NYC Resources311Office of the Mayor

Owen F. Dolen Park

Owen Dolen Recreation Center

This text is part of Parks’ Historical Signs Project and can be found posted within the park.

In 1925, Owen F. Dolen (c.1864-1925) was asked to speak at a ceremony in this park, then known as Westchester Square. The occasion was the unveiling of a new monument to the neighborhood soldiers who died in World War I (1914-1918).  Dolen was a well-respected educator and life-long member of the community, and had spearheaded the campaign to place the memorial at the square. He gave a rousing twenty-five minute speech, bowed to the crowd, sat down, and died of a heart attack just minutes later. On April 30, 1926, the Board of Aldermen (now the City Council) voted to name the park Owen F. Dolen Park in his memory.

While the park is no longer named Westchester Square, the surrounding area still bears the name. Originally the site of a Dutch outpost in the 1600s, the area developed into a village called Oostdorp, meaning “East Village,” referring to the colony’s location to the east of Nieuw Amsterdam.  When the English took over the area, they renamed the towns accordingly; Nieuw Amsterdam was renamed New York, after the Duke of York, and Oostdorp was renamed West Chester, in recognition of its location west of the New England colonies.

Later, Westchester Square emerged as a shopping hub, in part thanks to the extension of the Lexington Avenue-Pelham Bay subway (now the 6 train) to the area in late 1920s. The subway station is a striking piece of architecture, decorated with colorful tiles in a geometric pattern and stained-glass windows by famed artist Romare Bearden (1911–1988).

The first piece of the park property, the corner by the war memorial, was acquired by the City in 1907.  The rest of the property was acquired in 1909, and the Works Progress Administration (WPA) expanded a 1927 comfort station into a branch of the New York Public Library in the 1930s. The original building still bears the inscription “New York Public Library.” 

In 1982, that building was expanded and converted to its present use as the Owen Dolen Golden Age Center, as well as the offices for Parks District 9 of the Bronx. The new addition, with its bold triangular façade over the entrance, was designed by John Ciardullo Associates. Today, the Center serves as a social center for the community, with special programs and trips for seniors. Programs for teens were added later, including a tutoring program. The center attracts local residents of all ages participating in activities from aerobics classes to after-school programs.

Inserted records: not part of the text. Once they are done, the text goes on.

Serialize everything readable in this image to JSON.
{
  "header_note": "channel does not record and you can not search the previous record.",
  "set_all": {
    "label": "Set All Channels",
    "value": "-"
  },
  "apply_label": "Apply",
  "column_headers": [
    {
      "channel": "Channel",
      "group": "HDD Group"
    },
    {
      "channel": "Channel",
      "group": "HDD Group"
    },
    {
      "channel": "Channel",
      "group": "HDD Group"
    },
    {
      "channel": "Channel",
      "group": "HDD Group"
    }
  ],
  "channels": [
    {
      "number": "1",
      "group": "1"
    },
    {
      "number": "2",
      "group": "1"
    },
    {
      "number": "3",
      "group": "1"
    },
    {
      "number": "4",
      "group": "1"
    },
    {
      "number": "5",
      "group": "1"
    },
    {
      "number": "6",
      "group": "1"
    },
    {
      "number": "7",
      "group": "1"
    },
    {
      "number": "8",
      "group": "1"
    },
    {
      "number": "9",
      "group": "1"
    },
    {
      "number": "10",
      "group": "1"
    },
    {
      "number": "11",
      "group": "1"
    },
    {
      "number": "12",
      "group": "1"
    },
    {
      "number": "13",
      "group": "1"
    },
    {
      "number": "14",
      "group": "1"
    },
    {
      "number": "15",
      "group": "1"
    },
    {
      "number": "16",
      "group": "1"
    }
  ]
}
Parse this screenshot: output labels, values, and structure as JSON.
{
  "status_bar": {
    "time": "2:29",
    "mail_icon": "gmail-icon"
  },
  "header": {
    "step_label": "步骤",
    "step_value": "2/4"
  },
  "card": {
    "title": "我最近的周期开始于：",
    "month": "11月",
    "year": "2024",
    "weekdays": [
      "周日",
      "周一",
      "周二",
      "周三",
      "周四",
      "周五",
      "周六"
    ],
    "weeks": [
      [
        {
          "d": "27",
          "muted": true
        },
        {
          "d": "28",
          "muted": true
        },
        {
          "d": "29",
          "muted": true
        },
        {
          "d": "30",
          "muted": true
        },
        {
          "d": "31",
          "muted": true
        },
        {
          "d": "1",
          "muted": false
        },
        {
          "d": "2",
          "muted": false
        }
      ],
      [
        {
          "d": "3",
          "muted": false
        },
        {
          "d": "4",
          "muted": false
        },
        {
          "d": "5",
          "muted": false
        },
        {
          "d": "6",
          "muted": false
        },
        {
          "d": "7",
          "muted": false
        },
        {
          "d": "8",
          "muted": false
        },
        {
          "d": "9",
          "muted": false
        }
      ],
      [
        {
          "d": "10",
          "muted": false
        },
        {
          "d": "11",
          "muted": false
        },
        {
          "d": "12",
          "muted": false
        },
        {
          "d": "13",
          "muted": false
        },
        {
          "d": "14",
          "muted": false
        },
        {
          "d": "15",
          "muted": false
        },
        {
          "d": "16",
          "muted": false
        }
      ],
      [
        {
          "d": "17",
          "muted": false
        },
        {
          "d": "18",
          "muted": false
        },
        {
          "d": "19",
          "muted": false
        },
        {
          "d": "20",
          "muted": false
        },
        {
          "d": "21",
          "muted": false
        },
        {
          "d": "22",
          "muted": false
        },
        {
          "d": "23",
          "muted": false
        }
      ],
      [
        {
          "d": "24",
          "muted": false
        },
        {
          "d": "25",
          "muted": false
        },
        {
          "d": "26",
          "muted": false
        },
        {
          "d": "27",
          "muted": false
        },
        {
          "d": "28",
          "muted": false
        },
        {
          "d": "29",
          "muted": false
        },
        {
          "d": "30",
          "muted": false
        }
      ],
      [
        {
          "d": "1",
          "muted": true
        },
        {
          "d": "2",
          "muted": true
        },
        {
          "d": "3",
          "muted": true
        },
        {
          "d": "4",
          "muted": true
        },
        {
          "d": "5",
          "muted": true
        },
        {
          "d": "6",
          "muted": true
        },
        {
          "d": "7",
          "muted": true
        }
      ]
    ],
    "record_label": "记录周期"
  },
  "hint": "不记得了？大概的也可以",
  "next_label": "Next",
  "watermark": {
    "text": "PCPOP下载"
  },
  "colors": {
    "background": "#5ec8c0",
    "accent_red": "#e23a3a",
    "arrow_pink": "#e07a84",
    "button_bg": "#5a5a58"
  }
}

The park contains two pieces of sculpture, a 15-foot-high granite pylon at the corner of East Tremont Avenue and Lane Avenue that honors Westchester residents who served in World War I, and The Seat (1987) by David Saunders, which depicts a chair with an open book underneath.  Until recently, the park had been split in the middle by Benson Street. The street was closed in 1993 and has been replaced by vegetation to expand and improve the park.

In 2013, NYC Parks constructed several spaces to accommodate outdoor events and community programming, including a large plaza along Westchester Avenue. The park’s lawns were expanded and consolidated, and its pedestrian paths were streamlined and repaved. The project also included new seating, trees, ornamental plantings, additional lighting, improved drainage, and fencing.

Directions to Owen F. Dolen Park

Know Before You Go

Recreation CentersOwen Dolen Recreation Center

On Monday, January 21, this recreation center will close at 5:00 p.m. in observance of Martin Luther King, Jr. Day.

  • Building
  • Owen DOlen Golden Age Center

Was this information helpful?